== THE DATA ==
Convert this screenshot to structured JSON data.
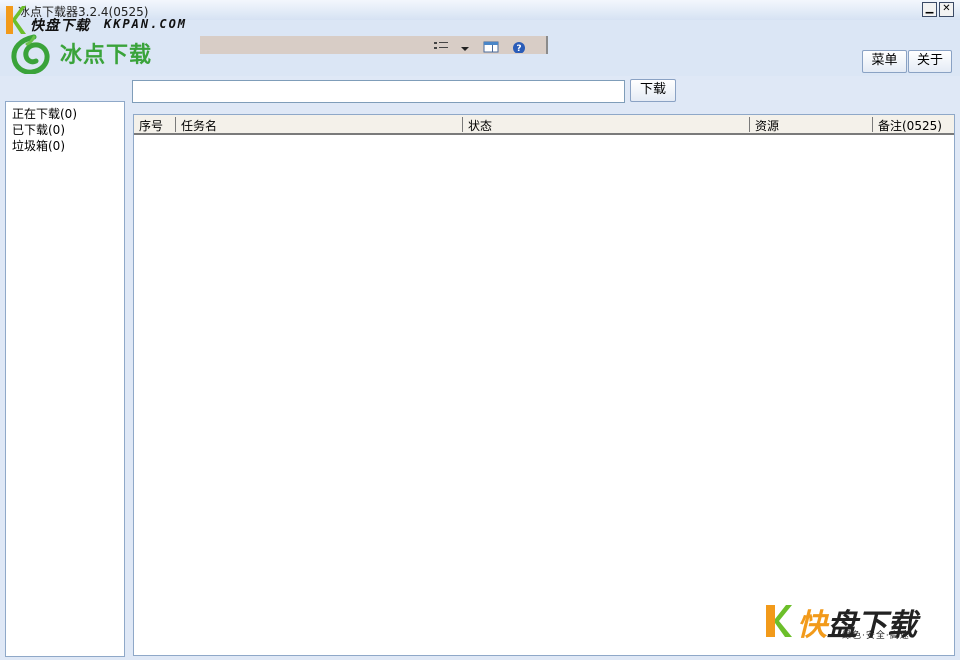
{
  "window": {
    "title": "冰点下载器3.2.4(0525)",
    "minimize_glyph": "▁",
    "close_glyph": "✕"
  },
  "watermark_top": {
    "brand": "快盘下载",
    "domain": "KKPAN.COM"
  },
  "header": {
    "logo_text": "冰点下载",
    "menu_button": "菜单",
    "about_button": "关于",
    "toolbar_icons": [
      "list-view-icon",
      "dropdown-arrow-icon",
      "window-icon",
      "help-icon"
    ]
  },
  "sidebar": {
    "items": [
      {
        "label": "正在下载(0)"
      },
      {
        "label": "已下载(0)"
      },
      {
        "label": "垃圾箱(0)"
      }
    ]
  },
  "url_bar": {
    "value": "",
    "download_button": "下载"
  },
  "table": {
    "columns": [
      "序号",
      "任务名",
      "状态",
      "资源",
      "备注(0525)"
    ],
    "rows": []
  },
  "watermark_bottom": {
    "title_k": "快",
    "title_rest": "盘下载",
    "subtitle": "绿色·安全·高速"
  },
  "colors": {
    "logo_green": "#3aa33a",
    "brand_orange": "#f29a1a",
    "background": "#dfe8f6"
  }
}
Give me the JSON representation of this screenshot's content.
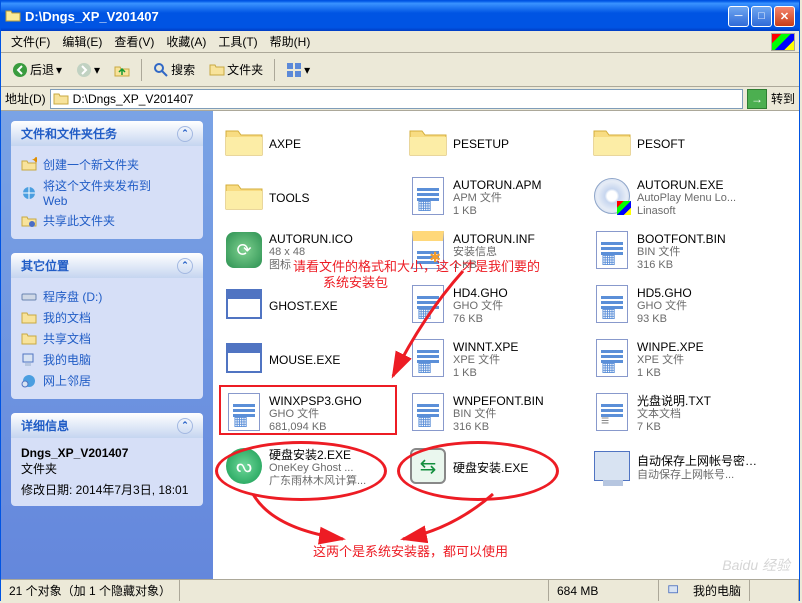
{
  "window": {
    "title": "D:\\Dngs_XP_V201407"
  },
  "menu": {
    "file": "文件(F)",
    "edit": "编辑(E)",
    "view": "查看(V)",
    "fav": "收藏(A)",
    "tools": "工具(T)",
    "help": "帮助(H)"
  },
  "toolbar": {
    "back": "后退",
    "search": "搜索",
    "folders": "文件夹"
  },
  "address": {
    "label": "地址(D)",
    "value": "D:\\Dngs_XP_V201407",
    "go": "转到"
  },
  "sidebar": {
    "tasks": {
      "title": "文件和文件夹任务",
      "new_folder": "创建一个新文件夹",
      "publish": "将这个文件夹发布到\nWeb",
      "share": "共享此文件夹"
    },
    "other": {
      "title": "其它位置",
      "disk": "程序盘 (D:)",
      "mydocs": "我的文档",
      "shared": "共享文档",
      "mycomp": "我的电脑",
      "network": "网上邻居"
    },
    "details": {
      "title": "详细信息",
      "name": "Dngs_XP_V201407",
      "type": "文件夹",
      "modified": "修改日期: 2014年7月3日, 18:01"
    }
  },
  "files": [
    {
      "name": "AXPE",
      "kind": "folder"
    },
    {
      "name": "PESETUP",
      "kind": "folder"
    },
    {
      "name": "PESOFT",
      "kind": "folder"
    },
    {
      "name": "TOOLS",
      "kind": "folder"
    },
    {
      "name": "AUTORUN.APM",
      "meta1": "APM 文件",
      "meta2": "1 KB",
      "kind": "doc-grid"
    },
    {
      "name": "AUTORUN.EXE",
      "meta1": "AutoPlay Menu Lo...",
      "meta2": "Linasoft",
      "kind": "cd"
    },
    {
      "name": "AUTORUN.ICO",
      "meta1": "48 x 48",
      "meta2": "图标",
      "kind": "ico"
    },
    {
      "name": "AUTORUN.INF",
      "meta1": "安装信息",
      "meta2": "1 KB",
      "kind": "gear-note"
    },
    {
      "name": "BOOTFONT.BIN",
      "meta1": "BIN 文件",
      "meta2": "316 KB",
      "kind": "doc-grid"
    },
    {
      "name": "GHOST.EXE",
      "kind": "exe"
    },
    {
      "name": "HD4.GHO",
      "meta1": "GHO 文件",
      "meta2": "76 KB",
      "kind": "doc-grid"
    },
    {
      "name": "HD5.GHO",
      "meta1": "GHO 文件",
      "meta2": "93 KB",
      "kind": "doc-grid"
    },
    {
      "name": "MOUSE.EXE",
      "kind": "exe"
    },
    {
      "name": "WINNT.XPE",
      "meta1": "XPE 文件",
      "meta2": "1 KB",
      "kind": "doc-grid"
    },
    {
      "name": "WINPE.XPE",
      "meta1": "XPE 文件",
      "meta2": "1 KB",
      "kind": "doc-grid"
    },
    {
      "name": "WINXPSP3.GHO",
      "meta1": "GHO 文件",
      "meta2": "681,094 KB",
      "kind": "doc-grid"
    },
    {
      "name": "WNPEFONT.BIN",
      "meta1": "BIN 文件",
      "meta2": "316 KB",
      "kind": "doc-grid"
    },
    {
      "name": "光盘说明.TXT",
      "meta1": "文本文档",
      "meta2": "7 KB",
      "kind": "txt"
    },
    {
      "name": "硬盘安装2.EXE",
      "meta1": "OneKey Ghost ...",
      "meta2": "广东雨林木风计算...",
      "kind": "green"
    },
    {
      "name": "硬盘安装.EXE",
      "kind": "arrows"
    },
    {
      "name": "自动保存上网帐号密码到U盘.EXE",
      "meta1": "自动保存上网帐号...",
      "kind": "pc"
    }
  ],
  "annotations": {
    "text1a": "请看文件的格式和大小，这个才是我们要的",
    "text1b": "系统安装包",
    "text2": "这两个是系统安装器，都可以使用"
  },
  "status": {
    "objects": "21 个对象（加 1 个隐藏对象）",
    "size": "684 MB",
    "location": "我的电脑"
  },
  "watermark": "Baidu 经验"
}
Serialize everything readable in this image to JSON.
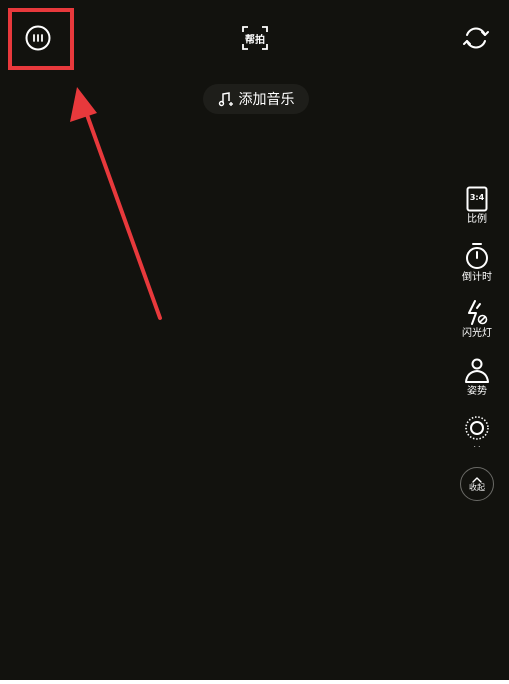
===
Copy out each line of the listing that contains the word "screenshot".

Convert this screenshot to structured JSON data.
Give me the JSON representation of this screenshot's content.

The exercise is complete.